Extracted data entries
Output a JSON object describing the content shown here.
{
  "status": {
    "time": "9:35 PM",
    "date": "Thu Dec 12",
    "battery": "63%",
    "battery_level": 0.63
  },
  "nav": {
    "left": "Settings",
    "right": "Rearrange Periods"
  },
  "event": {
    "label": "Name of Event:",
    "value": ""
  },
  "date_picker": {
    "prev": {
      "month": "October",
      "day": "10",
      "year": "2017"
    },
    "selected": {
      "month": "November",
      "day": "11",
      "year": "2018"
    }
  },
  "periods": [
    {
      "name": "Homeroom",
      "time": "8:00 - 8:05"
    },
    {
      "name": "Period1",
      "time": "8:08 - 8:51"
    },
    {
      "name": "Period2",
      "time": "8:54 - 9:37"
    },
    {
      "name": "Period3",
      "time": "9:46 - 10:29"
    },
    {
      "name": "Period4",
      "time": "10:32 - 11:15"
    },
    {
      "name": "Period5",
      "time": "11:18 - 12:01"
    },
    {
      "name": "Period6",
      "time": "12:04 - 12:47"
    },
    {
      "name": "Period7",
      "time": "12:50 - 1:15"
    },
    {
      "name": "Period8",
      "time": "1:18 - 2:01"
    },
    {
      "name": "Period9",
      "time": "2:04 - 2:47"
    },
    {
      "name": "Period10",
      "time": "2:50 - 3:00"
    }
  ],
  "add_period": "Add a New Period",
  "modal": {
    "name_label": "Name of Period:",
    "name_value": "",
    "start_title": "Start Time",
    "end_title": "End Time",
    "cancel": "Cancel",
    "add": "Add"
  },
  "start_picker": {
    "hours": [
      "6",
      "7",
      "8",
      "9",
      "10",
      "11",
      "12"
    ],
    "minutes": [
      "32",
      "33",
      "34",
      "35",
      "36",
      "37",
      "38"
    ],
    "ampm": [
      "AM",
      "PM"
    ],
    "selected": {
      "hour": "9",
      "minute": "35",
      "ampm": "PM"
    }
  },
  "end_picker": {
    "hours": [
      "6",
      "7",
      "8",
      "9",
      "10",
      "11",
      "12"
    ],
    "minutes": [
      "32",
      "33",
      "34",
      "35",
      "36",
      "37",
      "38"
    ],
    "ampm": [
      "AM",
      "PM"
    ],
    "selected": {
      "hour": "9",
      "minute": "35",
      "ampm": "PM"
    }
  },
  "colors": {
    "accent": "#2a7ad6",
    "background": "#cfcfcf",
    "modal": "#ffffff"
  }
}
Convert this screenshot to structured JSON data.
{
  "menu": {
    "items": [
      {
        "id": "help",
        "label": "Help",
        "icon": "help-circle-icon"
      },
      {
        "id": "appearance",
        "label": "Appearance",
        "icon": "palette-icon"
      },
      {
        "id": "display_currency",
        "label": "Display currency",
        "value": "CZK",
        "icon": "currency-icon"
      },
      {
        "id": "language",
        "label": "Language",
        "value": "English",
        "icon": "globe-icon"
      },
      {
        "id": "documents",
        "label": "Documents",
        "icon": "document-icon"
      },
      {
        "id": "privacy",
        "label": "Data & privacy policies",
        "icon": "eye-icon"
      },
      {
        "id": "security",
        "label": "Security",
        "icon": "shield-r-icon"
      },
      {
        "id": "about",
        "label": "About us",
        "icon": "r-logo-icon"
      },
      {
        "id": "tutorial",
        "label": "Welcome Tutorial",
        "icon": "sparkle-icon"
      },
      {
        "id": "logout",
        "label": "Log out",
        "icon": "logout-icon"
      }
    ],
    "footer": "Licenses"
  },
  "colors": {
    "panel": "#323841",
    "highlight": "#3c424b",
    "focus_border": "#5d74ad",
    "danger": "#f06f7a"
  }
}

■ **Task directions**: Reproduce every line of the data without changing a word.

■ **Answer space**:
Output a JSON object describing the content shown here.
{
  "status": {
    "time": "9:35 PM",
    "date": "Thu Dec 12",
    "battery": "63%",
    "battery_level": 0.63
  },
  "nav": {
    "left": "Settings",
    "right": "Rearrange Periods"
  },
  "event": {
    "label": "Name of Event:",
    "value": ""
  },
  "date_picker": {
    "prev": {
      "month": "October",
      "day": "10",
      "year": "2017"
    },
    "selected": {
      "month": "November",
      "day": "11",
      "year": "2018"
    }
  },
  "periods": [
    {
      "name": "Homeroom",
      "time": "8:00 - 8:05"
    },
    {
      "name": "Period1",
      "time": "8:08 - 8:51"
    },
    {
      "name": "Period2",
      "time": "8:54 - 9:37"
    },
    {
      "name": "Period3",
      "time": "9:46 - 10:29"
    },
    {
      "name": "Period4",
      "time": "10:32 - 11:15"
    },
    {
      "name": "Period5",
      "time": "11:18 - 12:01"
    },
    {
      "name": "Period6",
      "time": "12:04 - 12:47"
    },
    {
      "name": "Period7",
      "time": "12:50 - 1:15"
    },
    {
      "name": "Period8",
      "time": "1:18 - 2:01"
    },
    {
      "name": "Period9",
      "time": "2:04 - 2:47"
    },
    {
      "name": "Period10",
      "time": "2:50 - 3:00"
    }
  ],
  "add_period": "Add a New Period",
  "modal": {
    "name_label": "Name of Period:",
    "name_value": "",
    "start_title": "Start Time",
    "end_title": "End Time",
    "cancel": "Cancel",
    "add": "Add"
  },
  "start_picker": {
    "hours": [
      "6",
      "7",
      "8",
      "9",
      "10",
      "11",
      "12"
    ],
    "minutes": [
      "32",
      "33",
      "34",
      "35",
      "36",
      "37",
      "38"
    ],
    "ampm": [
      "AM",
      "PM"
    ],
    "selected": {
      "hour": "9",
      "minute": "35",
      "ampm": "PM"
    }
  },
  "end_picker": {
    "hours": [
      "6",
      "7",
      "8",
      "9",
      "10",
      "11",
      "12"
    ],
    "minutes": [
      "32",
      "33",
      "34",
      "35",
      "36",
      "37",
      "38"
    ],
    "ampm": [
      "AM",
      "PM"
    ],
    "selected": {
      "hour": "9",
      "minute": "35",
      "ampm": "PM"
    }
  },
  "colors": {
    "accent": "#2a7ad6",
    "background": "#cfcfcf",
    "modal": "#ffffff"
  }
}
Convert this screenshot to structured JSON data.
{
  "menu": {
    "items": [
      {
        "id": "help",
        "label": "Help",
        "icon": "help-circle-icon"
      },
      {
        "id": "appearance",
        "label": "Appearance",
        "icon": "palette-icon"
      },
      {
        "id": "display_currency",
        "label": "Display currency",
        "value": "CZK",
        "icon": "currency-icon"
      },
      {
        "id": "language",
        "label": "Language",
        "value": "English",
        "icon": "globe-icon"
      },
      {
        "id": "documents",
        "label": "Documents",
        "icon": "document-icon"
      },
      {
        "id": "privacy",
        "label": "Data & privacy policies",
        "icon": "eye-icon"
      },
      {
        "id": "security",
        "label": "Security",
        "icon": "shield-r-icon"
      },
      {
        "id": "about",
        "label": "About us",
        "icon": "r-logo-icon"
      },
      {
        "id": "tutorial",
        "label": "Welcome Tutorial",
        "icon": "sparkle-icon"
      },
      {
        "id": "logout",
        "label": "Log out",
        "icon": "logout-icon"
      }
    ],
    "footer": "Licenses"
  },
  "colors": {
    "panel": "#323841",
    "highlight": "#3c424b",
    "focus_border": "#5d74ad",
    "danger": "#f06f7a"
  }
}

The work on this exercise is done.